An ulcer that will not healBMJ 2018; 362 doi: https://doi.org/10.1136/bmj.k3042 (Published 08 August 2018) Cite this as: BMJ 2018;362:k3042
- Arthur Clegg, microbiology SpR,1,
- Charlotte Hall, infectious disease SpR ST7,2,
- Diana Lockwood, infectious disease consultant3
- 1North Middlesex University Hospital, London, UK
- 2Hull Royal Infirmary, Hull, UK
- 3Hospital for Tropical Diseases, London, UK
- Correspondence to A Clegg
A 26 year old British man presented with a seven week history of an ulcer over his left elbow that was slowly increasing in size (fig 1). It had not improved with a course of oral flucloxacillin prescribed by his general practitioner. The man was otherwise systemically well with no fever, night sweats, or weight loss, and he had no skin lesions elsewhere. He did not recall any bites or trauma to the area.

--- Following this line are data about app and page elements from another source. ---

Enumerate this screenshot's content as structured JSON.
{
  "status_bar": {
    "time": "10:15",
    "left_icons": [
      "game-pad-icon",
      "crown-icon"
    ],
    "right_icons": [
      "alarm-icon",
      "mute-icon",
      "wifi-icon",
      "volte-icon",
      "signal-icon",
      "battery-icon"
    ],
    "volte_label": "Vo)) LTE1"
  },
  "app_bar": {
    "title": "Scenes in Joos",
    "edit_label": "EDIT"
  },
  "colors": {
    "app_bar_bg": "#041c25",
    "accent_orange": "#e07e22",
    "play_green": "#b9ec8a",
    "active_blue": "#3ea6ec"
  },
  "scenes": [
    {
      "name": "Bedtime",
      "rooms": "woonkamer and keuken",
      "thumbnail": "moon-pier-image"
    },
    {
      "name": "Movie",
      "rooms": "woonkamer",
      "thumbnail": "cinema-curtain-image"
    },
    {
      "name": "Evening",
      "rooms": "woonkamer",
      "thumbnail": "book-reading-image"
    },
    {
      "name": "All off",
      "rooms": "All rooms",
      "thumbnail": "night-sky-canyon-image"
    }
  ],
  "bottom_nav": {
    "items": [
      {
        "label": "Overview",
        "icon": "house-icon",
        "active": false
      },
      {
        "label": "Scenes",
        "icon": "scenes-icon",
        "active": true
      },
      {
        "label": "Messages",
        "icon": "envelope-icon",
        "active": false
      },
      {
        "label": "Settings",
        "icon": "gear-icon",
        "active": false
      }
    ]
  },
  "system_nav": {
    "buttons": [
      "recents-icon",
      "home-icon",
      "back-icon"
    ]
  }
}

His medical history included an overactive bladder and removal of a bot fly from his scalp. He had acquired the fly during a five week trip to the Peruvian Amazon three months before his attendance.
On examination, he had a 2×3 cm ulcer over his left elbow with indurated edges and associated lymphangitis ascending to the axilla. No other clinical signs were evident.
Full blood count, liver function tests, urea and electrolytes, and C reactive protein were within the normal ranges.
Punch biopsy of the ulcer showed “florid acute and chronic inflammation including foci of granulomatous inflammation” as well amastigotes of leishmaniasis, which were found to be of the L viannia complex on polymerase chain reaction testing. A diagnosis of new world cutaneous leishmaniasis …